It’s able to do that by monitoring about 500 different TV stations around the globe, most of them in Europe. Wywy creates what company COO and co-founder Andreas Schroeter calls a “digital footprint” of a TV commercial using audio recognition technology.
Wywy’s database is alerted when a linear TV signal matches the fingerprint, which usually happens within roughly two seconds of airing. From there, the sync tech takes over. [Although over-the-top is not yet part of wywy’s product offering, Schroeter said that it’s on the agenda.]
As part of a recently announced partnership with mobile attribution company Appsflyer, wywy is also going to start measuring the impact of TV ads on app installs – which becomes particularly relevant as more and more app developers, the game guys in particular, invite TV into their marketing mix.
One only has to look at Machine Zone’s spots for "Game of War." Game developers are spending on television.
But TV doesn’t come cheap and neither does Kate Upton or the Super Bowl. And if devs – even massive, big-spending game companies like Machine Zone, Supercell or King – are going to shell out for TV, they want to see the same kind of analytics they’re used to in the app world, especially since they often prioritize the download over brand awareness.
But although products like the ones provided by wywy are a step in the direction of dismantling the channel-centric mentality that keeps budgets siloed, there are limitations to sync technology.
For one, there is no guarantee that a viewer is actually watching or has seen the TV ads in question at the moment they click on the synchronized display or run a search.
And then there’s consumer behavior itself. Just as commercial breaks have been an excuse to go to the bathroom or grab a snack, second-screen activity is often centered on taking a break from what’s happening on the main screen, whether that’s checking email, hitting Facebook or playing a game. They have their tablet on their lap, but they’re far from receptive to advertising.
But it’s not just consumer behavior – it’s the industry mindset that needs to shift, Schroeter said.
“The user switches between TV, Facebook, email, search, websites – but the ad industry is still set up in separate TV, display, social, search, website and analytics teams,” he said. “That makes the connected story the user expects really difficult to execute.”
Not to mention the fact that TV is still centered on generating the most GRPs for the least amount of dollars. A viewer might react to a TV ad by visiting a website, but “TV teams only have limited experience in how to interpret website analytics numbers,” Schroeter said.
There are also technical challenges around real-time syncing. Even though wywy can detect an ad in near real time, ensuring that search and display ads render in real time and that an advertiser’s home page changes dynamically requires integrations with ad and content platforms that weren’t necessarily designed to act upon real-time information, Schroeter said.

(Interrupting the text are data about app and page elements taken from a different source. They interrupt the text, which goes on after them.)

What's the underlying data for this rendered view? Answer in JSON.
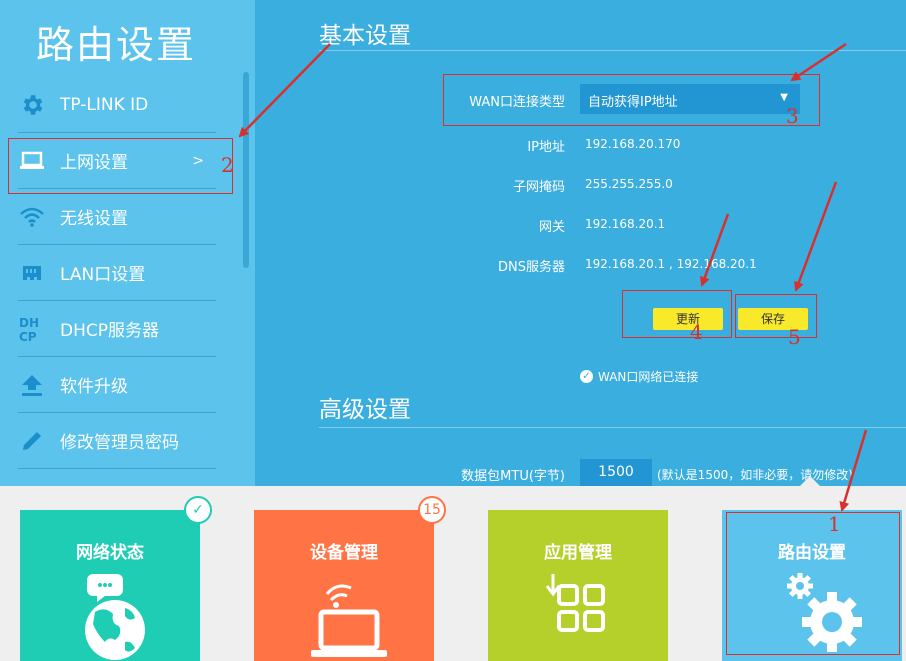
{
  "sidebar": {
    "title": "路由设置",
    "items": [
      {
        "label": "TP-LINK ID",
        "icon": "gear-icon"
      },
      {
        "label": "上网设置",
        "icon": "laptop-icon",
        "chevron": ">"
      },
      {
        "label": "无线设置",
        "icon": "wifi-icon"
      },
      {
        "label": "LAN口设置",
        "icon": "lan-port-icon"
      },
      {
        "label": "DHCP服务器",
        "icon": "dhcp-icon"
      },
      {
        "label": "软件升级",
        "icon": "upload-icon"
      },
      {
        "label": "修改管理员密码",
        "icon": "pencil-icon"
      }
    ]
  },
  "basic": {
    "title": "基本设置",
    "wan_type_label": "WAN口连接类型",
    "wan_type_value": "自动获得IP地址",
    "ip_label": "IP地址",
    "ip_value": "192.168.20.170",
    "mask_label": "子网掩码",
    "mask_value": "255.255.255.0",
    "gateway_label": "网关",
    "gateway_value": "192.168.20.1",
    "dns_label": "DNS服务器",
    "dns_value": "192.168.20.1 , 192.168.20.1",
    "refresh_button": "更新",
    "save_button": "保存",
    "status_text": "WAN口网络已连接"
  },
  "advanced": {
    "title": "高级设置",
    "mtu_label": "数据包MTU(字节)",
    "mtu_value": "1500",
    "mtu_hint": "(默认是1500，如非必要，请勿修改)"
  },
  "tiles": [
    {
      "label": "网络状态",
      "color": "#1ecdb4",
      "badge": "✓"
    },
    {
      "label": "设备管理",
      "color": "#ff7345",
      "badge": "15"
    },
    {
      "label": "应用管理",
      "color": "#b5cf2b"
    },
    {
      "label": "路由设置",
      "color": "#5bc3ec"
    }
  ],
  "annotations": [
    "1",
    "2",
    "3",
    "4",
    "5"
  ],
  "colors": {
    "annotation": "#d9302e",
    "button": "#f8ea2b"
  }
}
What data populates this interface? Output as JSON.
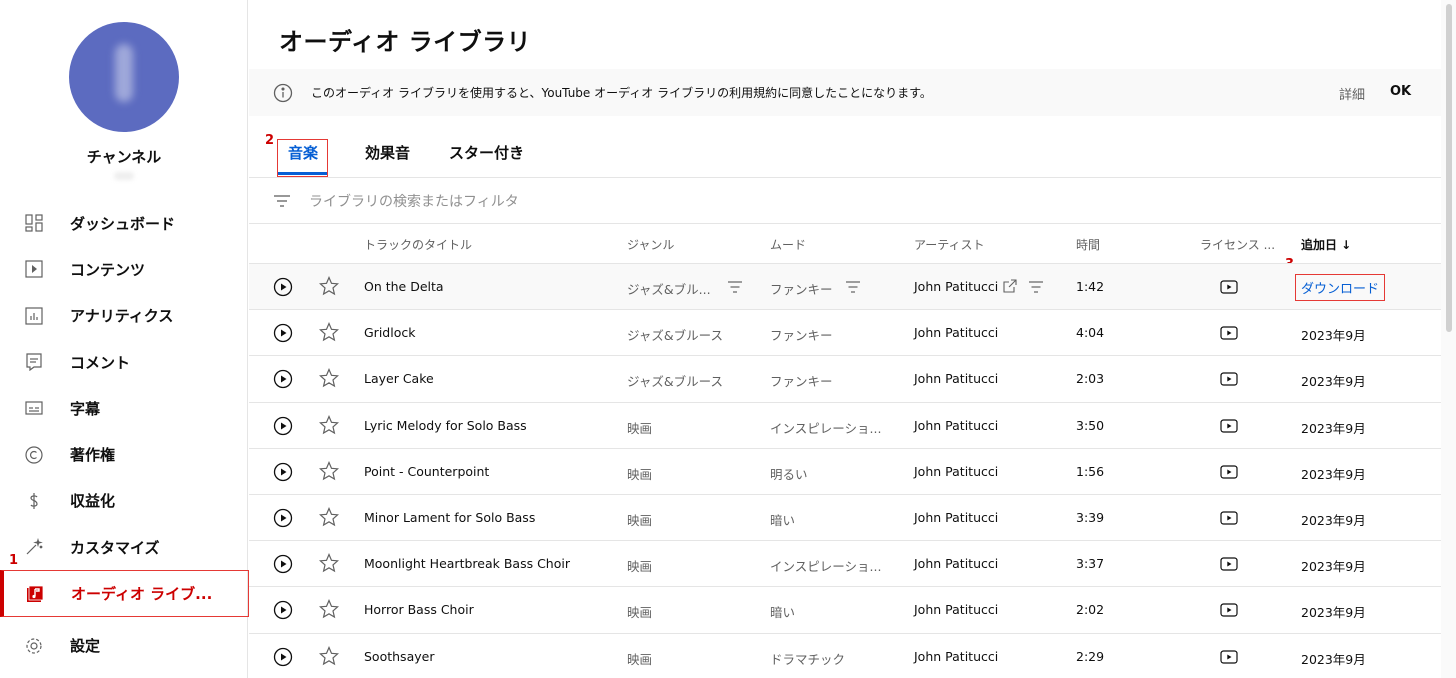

Finally, programmatic TV is in its infancy, which means targeting synced ads at scale is a thing of the future. A call to action at the end of a TV spot for car insurance might lead someone to search for the words “car insurance,” but it’s a far cry from targeting users who have demonstrated through previous behavior that they’re actually in the market to buy auto insurance.
That said, other companies are also starting to embrace the move of app dev dollars to TV, including TV ad targeting firm Simulmedia, which launched SimulX in early July, a specialized unit designed to help companies that are new to the TV space get up to speed. And for its part, Tapad released its own cross-device measurement solution for linear TV data in June called TV Pulse, with Mullen Lowe media buying sub-agency MediaHub as a launch partner.